  31. 33. HEFCE benchmarks ignore geography (as they stand), thus: <ul><li>In 2009 Sheffield appeared in 2 nd place amongst Russell Group (+ York = RGY) Universities in how it was taking 8.2% of students from low participation neighbourhoods (target was 7.1%). But the university sits on the edge of one of the largest ‘seas’ of such neighbourhoods. Its rank out of all universities was 66 th . </li></ul>When talking where I live and where I am from… (Oxford also sits in a low part. Area)
  32. 34. Geography matters: Look at the proportions attending private schools at age 15 2% in S. Yorks. Banbury: 9%+ Source: Low participation ridge
  33. 35. From state schools or colleges <ul><li>Sheffield has risen from 4 th to 3 rd placed amongst RGY universities (85 th amongst all England’s in taking 85.7% from state schools given a benchmark of 81.5% (note 93% of all children go). But this is hardly surprising given its geography – in a “state school sea”. </li></ul>For every child in Britain that attends a private school (7%) Sheffield takes – pro rata – two children (14.3% of entry). When talking of where I live and where I am from… Oxford takes far more from the 7%
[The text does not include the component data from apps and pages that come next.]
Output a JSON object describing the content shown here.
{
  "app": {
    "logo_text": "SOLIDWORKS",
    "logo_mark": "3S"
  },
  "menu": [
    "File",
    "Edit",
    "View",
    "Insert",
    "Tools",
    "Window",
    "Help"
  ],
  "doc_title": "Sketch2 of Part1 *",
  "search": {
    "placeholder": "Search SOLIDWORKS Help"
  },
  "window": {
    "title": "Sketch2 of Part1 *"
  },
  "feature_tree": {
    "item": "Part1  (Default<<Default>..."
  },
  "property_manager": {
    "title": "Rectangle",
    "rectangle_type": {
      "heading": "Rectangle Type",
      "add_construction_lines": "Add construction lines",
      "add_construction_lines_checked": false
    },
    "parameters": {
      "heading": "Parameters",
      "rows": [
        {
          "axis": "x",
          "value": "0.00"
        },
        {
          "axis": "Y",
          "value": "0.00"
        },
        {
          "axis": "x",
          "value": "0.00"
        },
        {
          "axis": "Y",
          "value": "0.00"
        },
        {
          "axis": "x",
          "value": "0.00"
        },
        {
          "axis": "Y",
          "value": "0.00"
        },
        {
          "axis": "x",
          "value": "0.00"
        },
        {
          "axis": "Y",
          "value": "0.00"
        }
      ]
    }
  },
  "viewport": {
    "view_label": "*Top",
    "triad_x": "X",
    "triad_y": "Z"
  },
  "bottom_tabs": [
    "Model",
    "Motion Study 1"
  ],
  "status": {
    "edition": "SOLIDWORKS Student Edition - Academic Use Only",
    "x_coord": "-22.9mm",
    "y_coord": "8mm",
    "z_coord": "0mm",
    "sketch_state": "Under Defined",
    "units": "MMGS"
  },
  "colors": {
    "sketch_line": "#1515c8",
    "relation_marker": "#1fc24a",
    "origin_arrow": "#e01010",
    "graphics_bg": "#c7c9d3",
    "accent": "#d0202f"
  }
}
  34. 36. Parents from working classes <ul><li>Of the RGY universities Sheffield is 7 th by social class origin of parents, taking 20.7% of “NSEC 4-7”, benchmark 22.9%, full English ranking 93 rd . Proportion slipping from 21.3% in 2008, but rank not slipping as the source class group shrinks. All unsurprising. Northern upper-middle class parents use state schools far more. </li></ul>When talking where I live and where I am from… in Oxford ‘choice’ is often private Are we hitting many targets but missing the point?
  35. 37. Conclusions <ul><li>Try to think outside of RGY and outside 2010 (Russell Group + York) </li></ul><ul><li>Do think of the people of Sheffield, Oxford, or wherever; not an abstract </li></ul><ul><li>It may be harder then to be too complacent? To tell others to try harder? </li></ul><ul><li>Who needs to ‘Dream bigger dreams’? – ‘us’ or ‘them’. Are universities the problem? </li></ul><ul><li>Whose dreams are bigger in the first place? Its elitism simply complacent? </li></ul>
  36. 38. Further reading if interested: <ul><li>The return to elitism in education , Soundings, Issue 44, March 2010: </li></ul><ul><li>“ A society's attitudes to innate intelligence are closely correlated with its levels of inequality, writes Danny Dorling. In Britain, the backlash against comprehensive education has created a market-based system in which schools and universities compete for money and students”. </li></ul><ul><li>With Ben Hennig, (2010). Angles, Saxons, Inequality, and Educational Mobility in England and Germany , Social Europe Journal , Online Debate Article. </li></ul><ul><li> </li></ul><ul><li>Tall tales and ripping yarns (2010) Adults Learning Magazine, an article on why </li></ul><ul><li>inequality persists, and what can education do to challenge it </li></ul>Watch the multimedia version of this presentation including video at